Table of contents
“The Importance of Being Earnest” was written by the famous Irish author Oscar Wilde. Wilde was born in 1854 and died of cerebral meningitis in 1900. “The Importance of Being Earnest” was his final and most lasting play – “by all accounts, a masterpiece of modern comedy.”1
This play is filled with wit and wisdom, which Wilde himself wrote of it, too.
“Well I think, an amusing thing with lots of fun and wit might be made.”2
It represents Wilde´s late –Victorian view of the aristocracy, marriage, wit and social life.
The play tells the story of Jack Worthing and Algernon Moncrieff. Both men lead a double life. One in the country and one in the city. Then, they both fall in love, and a series of crises threatens to spoil their romantic pursuits.
The main plot line of the play is definitely marriage. “Of course Wilde pokes fun at the institution of marriage, which he saw as a practice surrounded by hypocrisy and absurdity.”2 He focuses on the higher class and satirises the life of the English aristocracy. His characters are typical Victorian snobs who are arrogant, overly proper, formal and concerned with money.
This essay will provide an outline of the comic effects in this play. How Wilde uses humour, satire, farce and irony. The analysis will show, what makes this comedy so funny and so special. The essay will show some combinations of dialogue, dramatic irony, social criticism, characterisation and exaggeration and it will prove that the dialogues with its puns and epigrams are the basis for the humour in Wilde´s last play.

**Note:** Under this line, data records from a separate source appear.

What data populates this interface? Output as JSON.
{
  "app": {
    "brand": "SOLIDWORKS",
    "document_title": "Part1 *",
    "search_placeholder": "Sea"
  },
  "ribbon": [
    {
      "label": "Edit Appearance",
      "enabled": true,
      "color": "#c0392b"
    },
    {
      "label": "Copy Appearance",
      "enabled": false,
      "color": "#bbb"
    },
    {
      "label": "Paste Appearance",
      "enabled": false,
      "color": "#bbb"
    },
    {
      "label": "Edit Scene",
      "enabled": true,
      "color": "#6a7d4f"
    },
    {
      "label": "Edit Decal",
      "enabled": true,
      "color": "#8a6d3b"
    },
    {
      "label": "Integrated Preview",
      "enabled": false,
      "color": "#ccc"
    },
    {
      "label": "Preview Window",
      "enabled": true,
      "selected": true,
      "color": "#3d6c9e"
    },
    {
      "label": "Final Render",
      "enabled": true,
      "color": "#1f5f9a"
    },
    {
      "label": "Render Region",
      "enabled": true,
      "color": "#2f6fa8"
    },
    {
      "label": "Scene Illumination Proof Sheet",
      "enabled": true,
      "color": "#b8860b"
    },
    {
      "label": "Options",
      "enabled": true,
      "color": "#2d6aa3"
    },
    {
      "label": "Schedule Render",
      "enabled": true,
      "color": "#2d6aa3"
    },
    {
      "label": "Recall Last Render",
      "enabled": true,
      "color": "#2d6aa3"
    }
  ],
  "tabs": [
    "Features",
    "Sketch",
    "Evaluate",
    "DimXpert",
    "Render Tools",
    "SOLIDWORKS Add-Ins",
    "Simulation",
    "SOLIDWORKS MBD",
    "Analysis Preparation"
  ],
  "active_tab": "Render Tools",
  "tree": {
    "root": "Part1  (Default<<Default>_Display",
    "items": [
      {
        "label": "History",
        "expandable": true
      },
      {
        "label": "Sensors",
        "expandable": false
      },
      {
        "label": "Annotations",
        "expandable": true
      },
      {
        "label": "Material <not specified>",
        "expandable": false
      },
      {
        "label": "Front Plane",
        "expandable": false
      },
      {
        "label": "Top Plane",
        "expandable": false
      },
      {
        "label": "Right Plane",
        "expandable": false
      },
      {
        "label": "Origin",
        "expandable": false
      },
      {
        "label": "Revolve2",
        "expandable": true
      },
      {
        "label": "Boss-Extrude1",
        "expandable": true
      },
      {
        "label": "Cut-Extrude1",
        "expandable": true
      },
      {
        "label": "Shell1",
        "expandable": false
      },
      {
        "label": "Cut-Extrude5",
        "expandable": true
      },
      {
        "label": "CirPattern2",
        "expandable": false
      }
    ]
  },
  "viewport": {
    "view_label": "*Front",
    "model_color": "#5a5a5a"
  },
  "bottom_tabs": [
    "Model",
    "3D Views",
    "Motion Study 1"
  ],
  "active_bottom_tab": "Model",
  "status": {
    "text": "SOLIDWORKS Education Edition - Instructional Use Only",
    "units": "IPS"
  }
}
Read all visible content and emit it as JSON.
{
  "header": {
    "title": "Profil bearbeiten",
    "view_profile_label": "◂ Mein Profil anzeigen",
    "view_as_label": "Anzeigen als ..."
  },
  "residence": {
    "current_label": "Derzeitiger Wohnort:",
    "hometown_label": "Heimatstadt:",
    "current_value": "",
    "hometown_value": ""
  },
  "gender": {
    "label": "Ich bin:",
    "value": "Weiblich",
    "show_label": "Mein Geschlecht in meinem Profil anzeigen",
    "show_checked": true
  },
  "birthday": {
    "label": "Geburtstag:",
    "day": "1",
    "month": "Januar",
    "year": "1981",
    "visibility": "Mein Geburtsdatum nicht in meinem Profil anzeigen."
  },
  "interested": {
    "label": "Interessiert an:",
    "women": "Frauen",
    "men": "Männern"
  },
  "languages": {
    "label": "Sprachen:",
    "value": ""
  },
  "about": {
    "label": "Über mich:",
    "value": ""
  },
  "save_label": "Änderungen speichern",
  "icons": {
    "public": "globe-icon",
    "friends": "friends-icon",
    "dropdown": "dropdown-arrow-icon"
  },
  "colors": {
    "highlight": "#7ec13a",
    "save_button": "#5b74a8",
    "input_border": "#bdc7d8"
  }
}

One of the ways Wilde´s wit manifests itself is in puns. He uses puns quite often throughout the whole play. The first double meaning can be already found behind the word “earnest” in the title. On the one hand, it functions as the name of a man and on the other hand, it is an adjective and describes seriousness. The whole play actually turns around this theme. Both male characters, Jack and Algernon, pretend to be Ernest. They are lying to the women they are in love with. But towards the end of the play, they discover, that they hadn´t been lying at all. In claiming to be Ernest, both men had been earnest without knowing it by themselves.
In the play, the characters who are not earnest are rewarded with love. They don´t act like the Victorian society wants them to be, they lie to get what they want. They stand up against the society during this time. Not like Lady Bracknell, who is the typical upper class lady in Wilde´s era. She shows the unhappiness of such a way of life.
But there can be more puns found in the play. The extended “dentist” joke for example in Act I is quite characteristic of his plays on words, of which we are never quite sure that the characters are fully aware.
Jack. My dear Algy, you talk exactly as if you were a dentist. It is very vulgar to talk like a dentist when one isn´t a dentist. It produces a false impression. Algernon. Well, that is exactly what dentists always do. (5)3
These puns show how easily you can play with the English language. It demonstrates that Wilde must have had an interest in playing games with the English language.
The construction of the false impression which is created in Act I and the explosion of the joke in Act III can be named as another major pun.
Another pun is hidden in the first few lines of the play. When Algernon is talking with his butler Lane.
Algernon. Did you hear what I was playing, Lane?
Lane. I didn´t think it polite to listen, sir.
Algernon. I´m sorry for that, for your sake. I don´t play
accurately – any one can play accurately – but I play
with wonderful expression. As far as the piano is
concerned, sentiment is my forte. I keep science for life. (1)
The pun occurs here in the word “forte”. It stands both, for human strength and a loud playing in the context of music. With this pun, Algernon wants to tell everyone, how great he is. He knows how to use words to compliment himself, without making it too obvious.
1 www.homepages.together.net/-theatre/earnest/synopsis.htm 22.07.2001
2 STUDY-AID SERIES. The Importance of Being Earnest. Methuan, 1968.
3 All numbers in brackets refer to the page number of:
Oscar Wilde. The Importance of Being Earnest.